One of the new services that will be scrutinized by potential investors is Google's location-targeting feature. Whatever happens in the market, geo-targeting is one of the services worrying old media companies like newspapers.
Jet Rhys, a likely prime target for a local newpaper ad rep, doesn't know much about the Internet. But the San Diego hair-salon owner now gets 90% of her new customers from a novel Web technology-a technology that takes Google's national play local and threatens to take ad dollars from regional newspapers.
Her customers find out about her shop, also named Jet Rhys, by typing in search terms such as "hair weave" or "haircut" on search engine Google. Because Ms. Rhys has purchased these keywords through Google's new location-targeting service, the salon appears in the Sponsored Links section at the top of a search-results page, whether or not the potential customer types in "San Diego." Google discovers the searcher's location by tracking the Internet protocol address of the computer.
Why would a local retailer benefit from using the World Wide Web? "People go down a street and see five or six salons and can't tell the difference," Ms. Rhys said. "But online they are really attracted to a good-looking Web site."
Advertising on Google pays off for a boutique like hers that caters to an elite clientele that researches high-end products and services through search engines, said Reid Carr, president, Red Door Interactive, which manages Jet Rhys' online presence.
Google's location-targeting features, which were rolled out this month, are part of its AdWords program. (Ms. Rhys had beta-tested the service since December.) The localized AdWords service lets companies customize their keywords to be available to people searching in their region, city or neighborhood. The geo-targeting keyword price is based on bidding, as general AdWords are.
Offline, newspaper executives are shaken by Google's entrance into the local space. Michael Fancher, exec VP-executive editor of the Seattle Times, for which he oversees new media operations, called Google "a very serious competitor" for ad dollars. "We operate Web sites, not just newspapers," he said. He compared newspapers' potential unease about Google to what the industry felt when Microsoft began its ill-fated experiment in online city guides, Sidewalk, in the mid-'90s, but with one crucial difference: Google's local ad service plays off "what it does best," while Microsoft had to struggle to learn how to do editorial content.
One newspaper chain plans to start its own competing product.
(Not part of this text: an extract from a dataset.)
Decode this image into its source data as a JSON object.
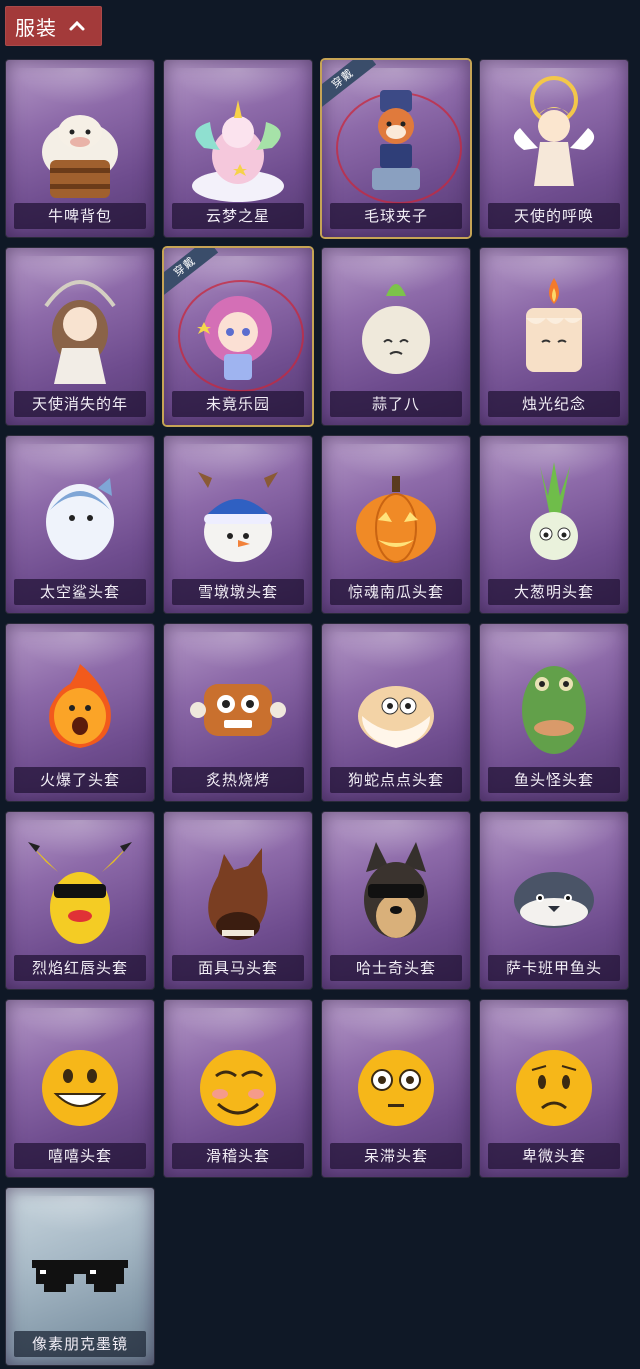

Christian Hendricks, VP-interactive media for the McClatchy Co., which publishes 12 dailies in markets such as Minneapolis and Raleigh, N.C., said his company was finalizing a localized search ad service with a yellow-pages provider and search-engine company he would not identify. He said that service would launch on a McClatchy daily's Web site by the end of May.